  15. 1898 December 29, New York Observer, How to Have ‘A Happy New Year’, Start Page 851, Quote Page 852, New York. (Google Books full view) link
  16. 1903, The One Woman: A Story of Modern Utopia by Thomas Dixon, Jr., Quote Page 31, Doubleday, Page & Company, New York. (Google Books full view) link
  17. 1904, Letters from a Silent Study by John Oliver Hobbes, Section: On Vexations: Quote Page 155, Sidney Appleton, London. (Google Books full view) link
  18. 1908 January 29, Punch, Volume 134, Lord Hivebury Speaks Out, Quote Page 86, Published at the Office of Punch, London. (Google Books full view) link
  19. 1909 April 30, Railroad Age Gazette, Volume 46, Number 18, Technical Journalism by Ray Morris, Start Page 939, Quote Page 942, Published by The Railroad Gazette. Inc., New York. (HathiTrust full view) link link
  20. 1909, A Drum’s Story: And Other Tales by Delavan S. Miller, (Advertising material for the author’s previous book: What Henry Haynie Has to Say in the Boston Times of D. S. Millers “Drum Taps in Dixie”), Star Page 231, Quote Page 231, Hungerford-Holbrook Company, Watertown, New York. (Google Books Full View) link

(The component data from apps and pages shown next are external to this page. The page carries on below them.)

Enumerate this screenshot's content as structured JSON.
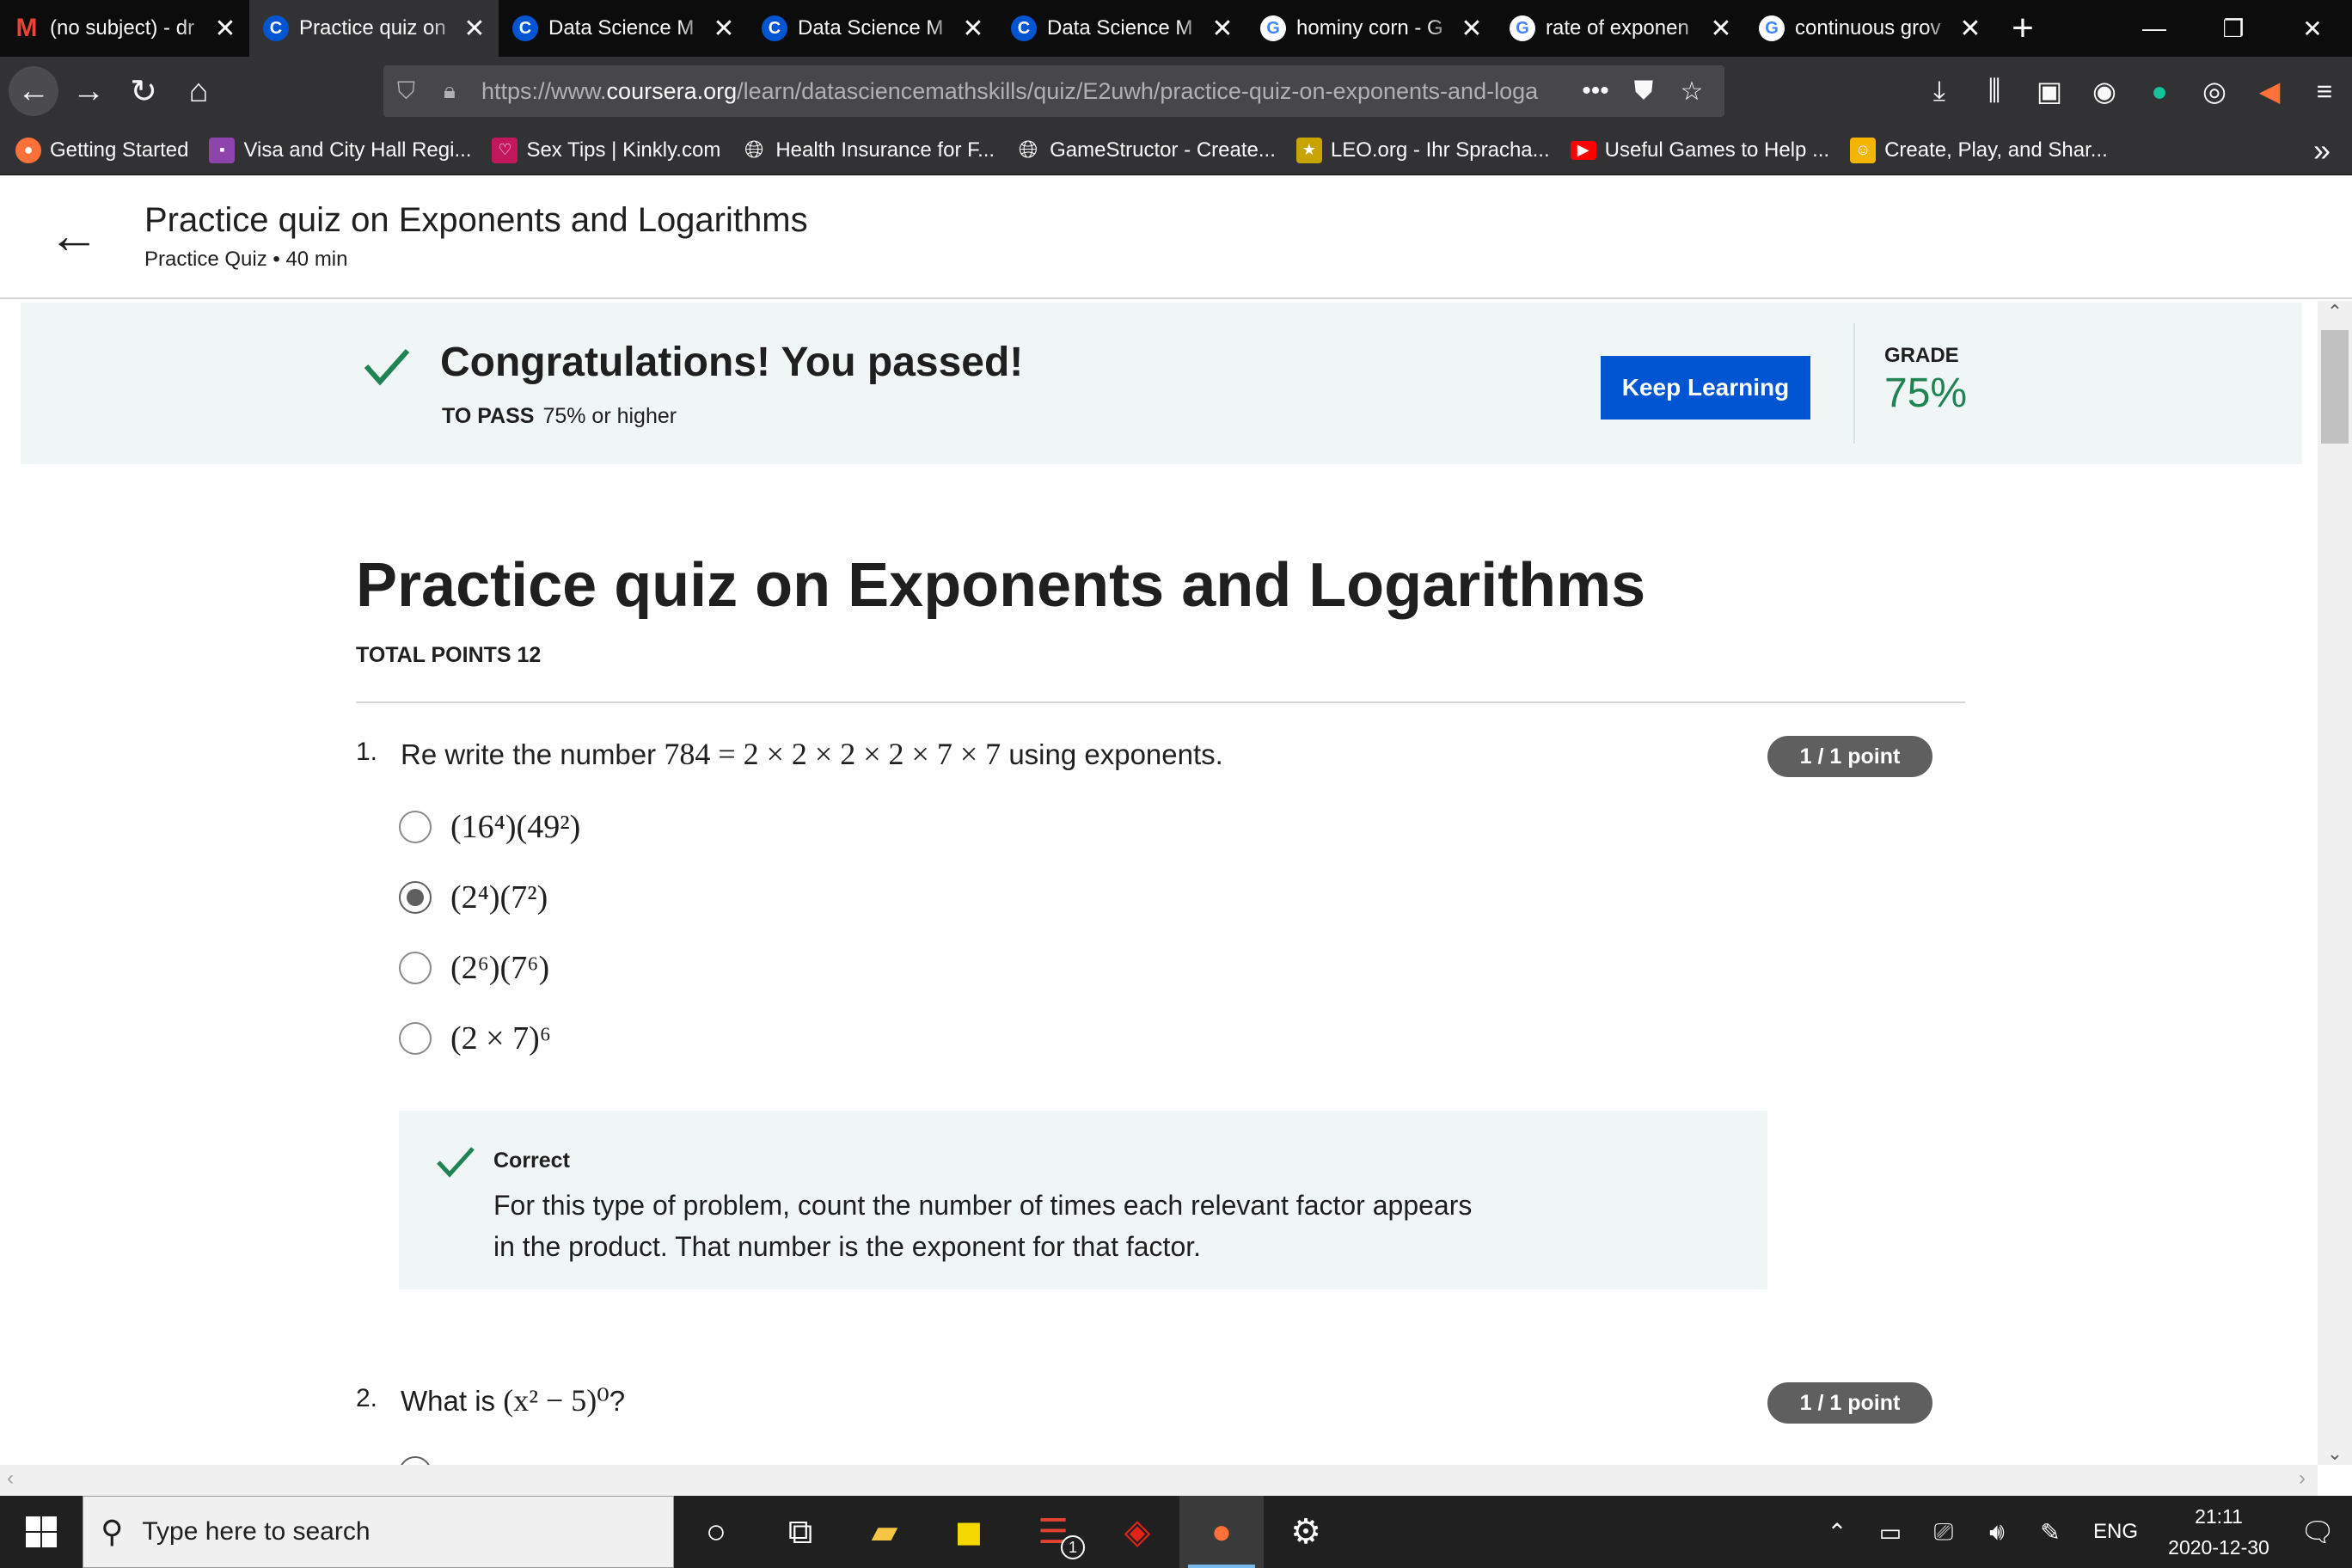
{
  "browser": {
    "tabs": [
      {
        "title": "(no subject) - dr",
        "favicon": "gmail-icon",
        "active": false
      },
      {
        "title": "Practice quiz on",
        "favicon": "coursera-icon",
        "active": true
      },
      {
        "title": "Data Science M",
        "favicon": "coursera-icon",
        "active": false
      },
      {
        "title": "Data Science M",
        "favicon": "coursera-icon",
        "active": false
      },
      {
        "title": "Data Science M",
        "favicon": "coursera-icon",
        "active": false
      },
      {
        "title": "hominy corn - G",
        "favicon": "google-icon",
        "active": false
      },
      {
        "title": "rate of exponen",
        "favicon": "google-icon",
        "active": false
      },
      {
        "title": "continuous grov",
        "favicon": "google-icon",
        "active": false
      }
    ],
    "url_prefix": "https://www.",
    "url_domain": "coursera.org",
    "url_path": "/learn/datasciencemathskills/quiz/E2uwh/practice-quiz-on-exponents-and-loga",
    "bookmarks": [
      {
        "label": "Getting Started",
        "icon": "firefox-icon",
        "color": "#ff7139"
      },
      {
        "label": "Visa and City Hall Regi...",
        "icon": "site-icon",
        "color": "#8e44ad"
      },
      {
        "label": "Sex Tips | Kinkly.com",
        "icon": "site-icon",
        "color": "#c2185b"
      },
      {
        "label": "Health Insurance for F...",
        "icon": "globe-icon",
        "color": "#323234"
      },
      {
        "label": "GameStructor - Create...",
        "icon": "globe-icon",
        "color": "#323234"
      },
      {
        "label": "LEO.org - Ihr Spracha...",
        "icon": "leo-icon",
        "color": "#c8a400"
      },
      {
        "label": "Useful Games to Help ...",
        "icon": "youtube-icon",
        "color": "#ff0000"
      },
      {
        "label": "Create, Play, and Shar...",
        "icon": "site-icon",
        "color": "#f5b400"
      }
    ]
  },
  "header": {
    "title": "Practice quiz on Exponents and Logarithms",
    "subtitle": "Practice Quiz • 40 min"
  },
  "banner": {
    "message": "Congratulations! You passed!",
    "to_pass_label": "TO PASS",
    "to_pass_value": "75% or higher",
    "button_label": "Keep Learning",
    "grade_label": "GRADE",
    "grade_value": "75%",
    "accent_color": "#1f8354"
  },
  "quiz": {
    "title": "Practice quiz on Exponents and Logarithms",
    "total_points": "TOTAL POINTS 12",
    "questions": [
      {
        "number": "1.",
        "prefix": "Re write the number",
        "math": "784 = 2 × 2 × 2 × 2 × 7 × 7",
        "suffix": "using exponents.",
        "points": "1 / 1 point",
        "options": [
          "(16⁴)(49²)",
          "(2⁴)(7²)",
          "(2⁶)(7⁶)",
          "(2 × 7)⁶"
        ],
        "selected_index": 1,
        "feedback_label": "Correct",
        "feedback_text": "For this type of problem, count the number of times each relevant factor appears in the product. That number is the exponent for that factor."
      },
      {
        "number": "2.",
        "prefix": "What is",
        "math": "(x² − 5)⁰",
        "suffix": "?",
        "points": "1 / 1 point"
      }
    ]
  },
  "taskbar": {
    "search_placeholder": "Type here to search",
    "language": "ENG",
    "time": "21:11",
    "date": "2020-12-30",
    "todoist_badge": "1"
  }
}
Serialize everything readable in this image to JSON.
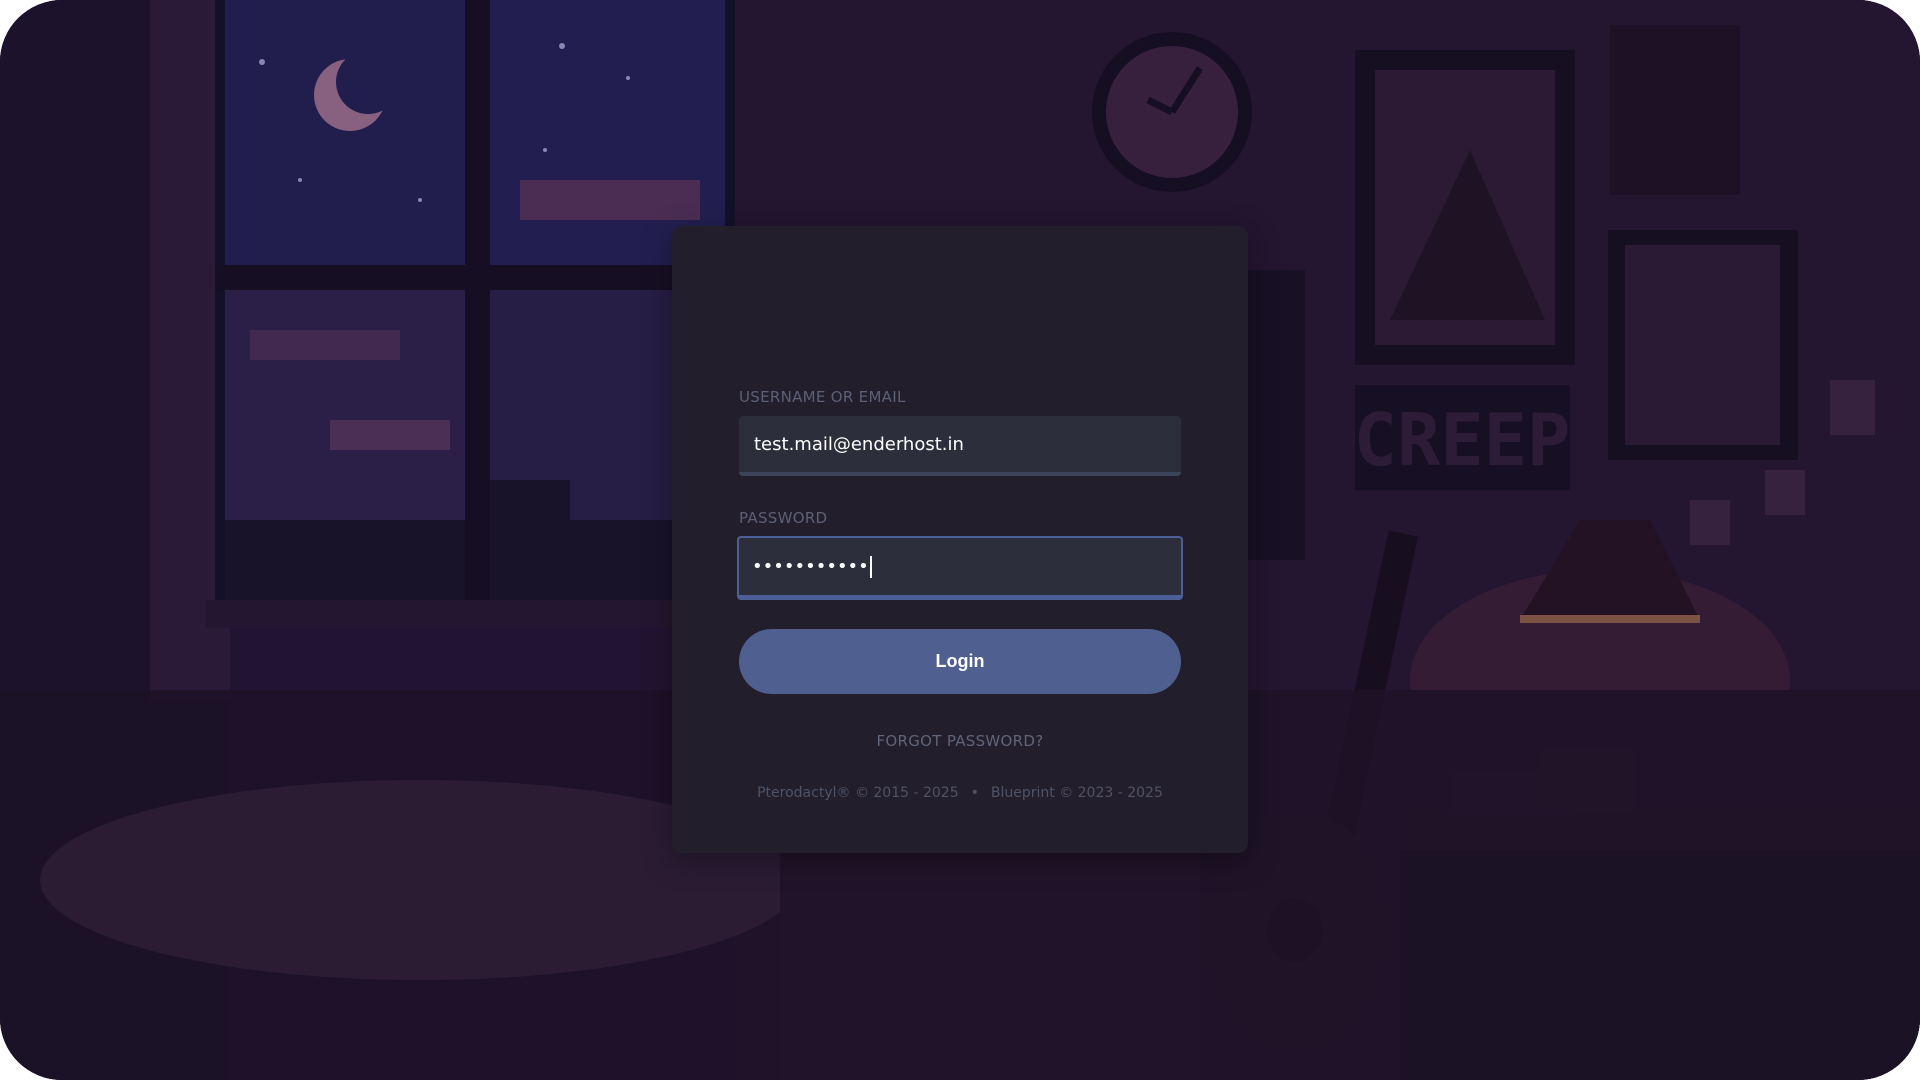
{
  "background": {
    "scene": "pixel-art bedroom at night",
    "poster_text": "CREEP"
  },
  "login": {
    "username_label": "USERNAME OR EMAIL",
    "username_value": "test.mail@enderhost.in",
    "password_label": "PASSWORD",
    "password_value": "•••••••••••",
    "submit_label": "Login",
    "forgot_link": "FORGOT PASSWORD?"
  },
  "footer": {
    "pterodactyl": "Pterodactyl® © 2015 - 2025",
    "separator": "•",
    "blueprint": "Blueprint © 2023 - 2025"
  },
  "colors": {
    "accent": "#4f5f90",
    "card_bg": "#231e2c",
    "input_bg": "#2c2f3b"
  }
}
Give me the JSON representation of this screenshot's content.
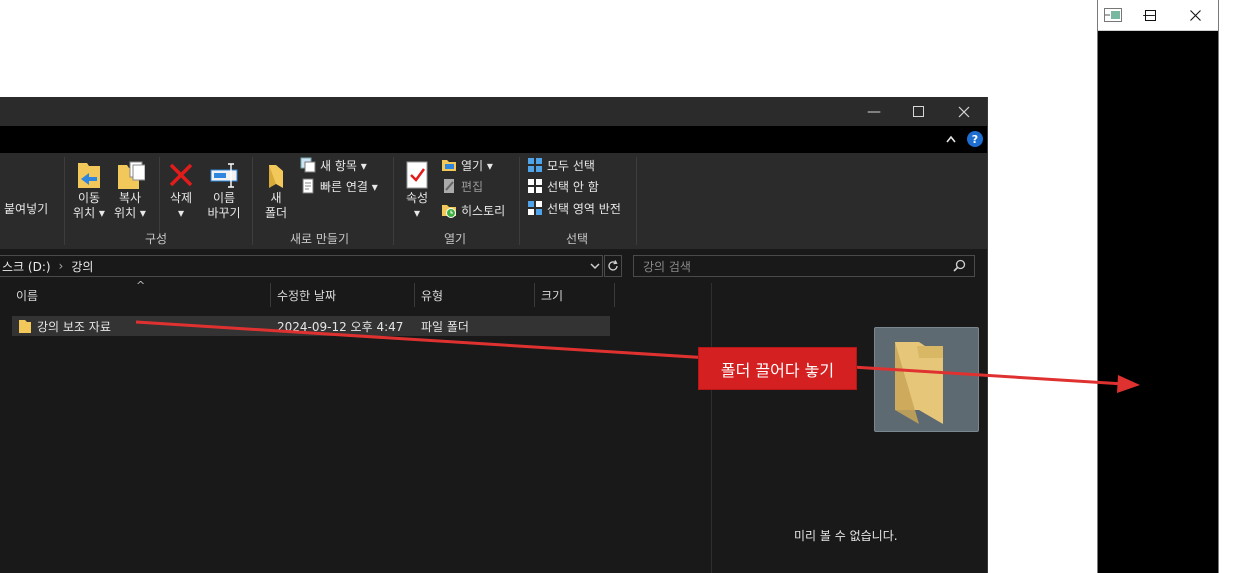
{
  "explorer": {
    "ribbon": {
      "paste_label": "붙여넣기",
      "move_label_1": "이동",
      "move_label_2": "위치 ▾",
      "copy_label_1": "복사",
      "copy_label_2": "위치 ▾",
      "delete_label": "삭제",
      "delete_arrow": "▾",
      "rename_label_1": "이름",
      "rename_label_2": "바꾸기",
      "new_folder_label_1": "새",
      "new_folder_label_2": "폴더",
      "new_item_label": "새 항목 ▾",
      "easy_access_label": "빠른 연결 ▾",
      "properties_label": "속성",
      "properties_arrow": "▾",
      "open_label": "열기 ▾",
      "edit_label": "편집",
      "history_label": "히스토리",
      "select_all_label": "모두 선택",
      "select_none_label": "선택 안 함",
      "invert_selection_label": "선택 영역 반전",
      "group_organize": "구성",
      "group_new": "새로 만들기",
      "group_open": "열기",
      "group_select": "선택"
    },
    "address": {
      "path_partial": "스크 (D:)",
      "separator": "›",
      "folder": "강의",
      "search_placeholder": "강의 검색"
    },
    "columns": {
      "name": "이름",
      "modified": "수정한 날짜",
      "type": "유형",
      "size": "크기"
    },
    "files": [
      {
        "name": "강의 보조 자료",
        "modified": "2024-09-12 오후 4:47",
        "type": "파일 폴더",
        "size": ""
      }
    ],
    "preview_message": "미리 볼 수 없습니다."
  },
  "annotation": {
    "callout_text": "폴더 끌어다 놓기",
    "color": "#d42020"
  },
  "icons": [
    "minimize-icon",
    "maximize-icon",
    "close-icon",
    "chevron-up-icon",
    "help-icon",
    "folder-icon",
    "search-icon",
    "refresh-icon"
  ]
}
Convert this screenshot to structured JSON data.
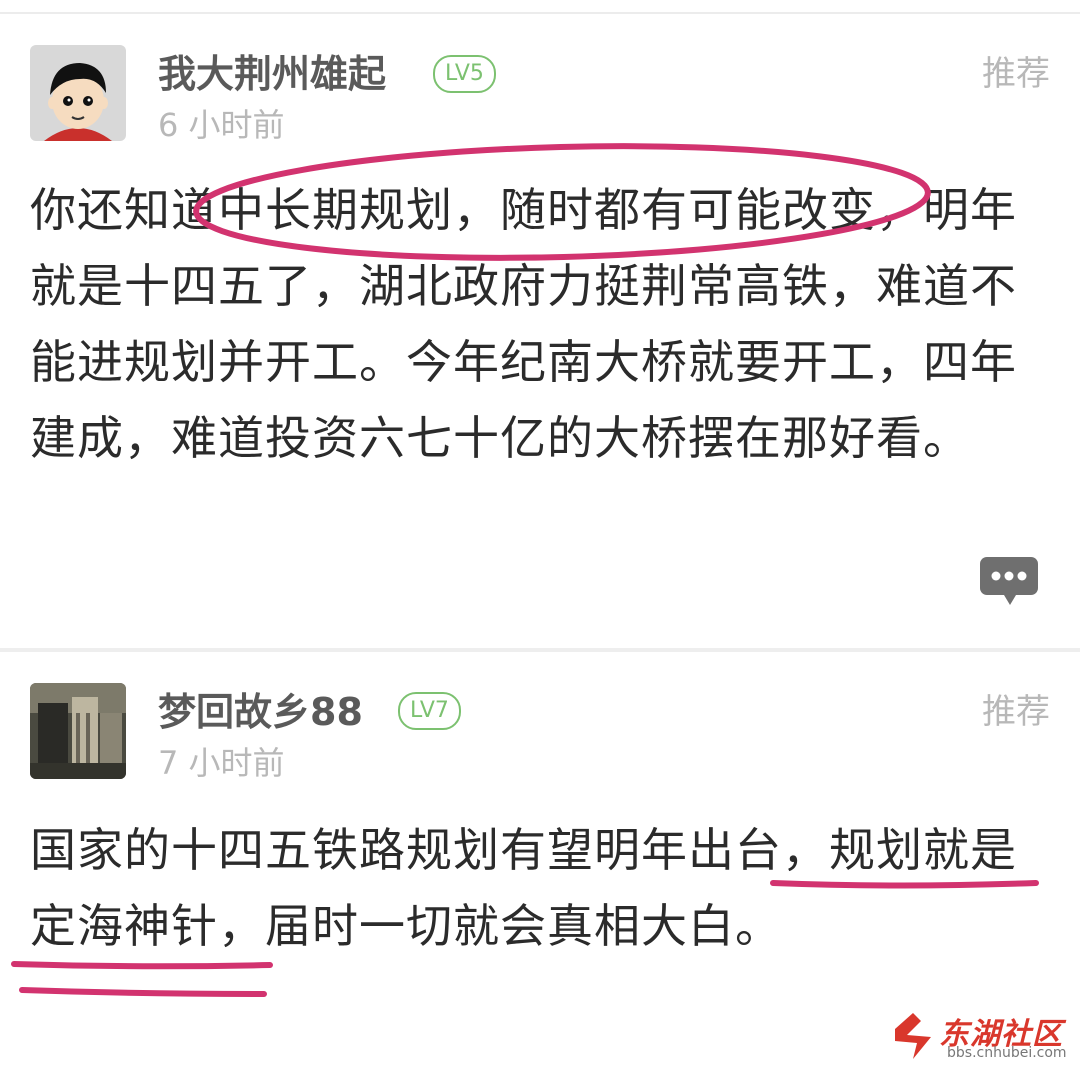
{
  "comments": [
    {
      "username": "我大荆州雄起",
      "level": "LV5",
      "time": "6 小时前",
      "recommend": "推荐",
      "content_lines": [
        "你还知道中长期规划，随时都有可能改变，明年",
        "就是十四五了，湖北政府力挺荆常高铁，难道不",
        "能进规划并开工。今年纪南大桥就要开工，四年",
        "建成，难道投资六七十亿的大桥摆在那好看。"
      ]
    },
    {
      "username": "梦回故乡88",
      "level": "LV7",
      "time": "7 小时前",
      "recommend": "推荐",
      "content_lines": [
        "国家的十四五铁路规划有望明年出台，规划就是",
        "定海神针，届时一切就会真相大白。"
      ]
    }
  ],
  "watermark": {
    "name": "东湖社区",
    "url": "bbs.cnhubei.com"
  },
  "colors": {
    "annotation": "#d2336f",
    "level_badge": "#7cc170",
    "watermark": "#d9372c"
  },
  "icons": {
    "more": "more-dots-bubble-icon",
    "avatar1": "cartoon-boy-avatar",
    "avatar2": "photo-avatar"
  }
}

  21. 1923 October 27, The Singapore Free Press and Mercantile Advertiser, Worry, Quote Page 11, Column 6, Singapore. (Singapore Pages NewspaperSG Database at newspapers.nl.sg)
  22. 1972, Amid These Storms: Thoughts and Adventures by Winston Churchill, ‘Plugstreet’, Start Page 113, Quote Page 113, (Reprint of 1932 edition from Charles Scribner’s Sons, New York), Books for Libraries Press, Freeport, New York. (Verified on paper)
  23. 2008, Churchill by Himself: The Definitive Collection of Quotations, Edited by Richard Langworth, Page 531, PublicAffairs, New York. (First appearance is listed as March 1924, Pall Mall, “Plugstreet”) (Google Books Preview)
  24. 1926 January 25, Business Women’s Herald, Official Publication of the Business and Professional Women’s Club of Oakland, California, Volume 3, Number 9, Untitled short article, Unnumbered Page (Last Page, Page 8), Column 3, Oakland, California. (Internet Archive full view) link
  25. 1948, How to Stop Worrying and Start Living by Dale Carnegie, Chapter 1: Live in “Day-tight Compartments”, Quote Page 9, Simon and Schuster, New York. (Verified on paper; ninth printing)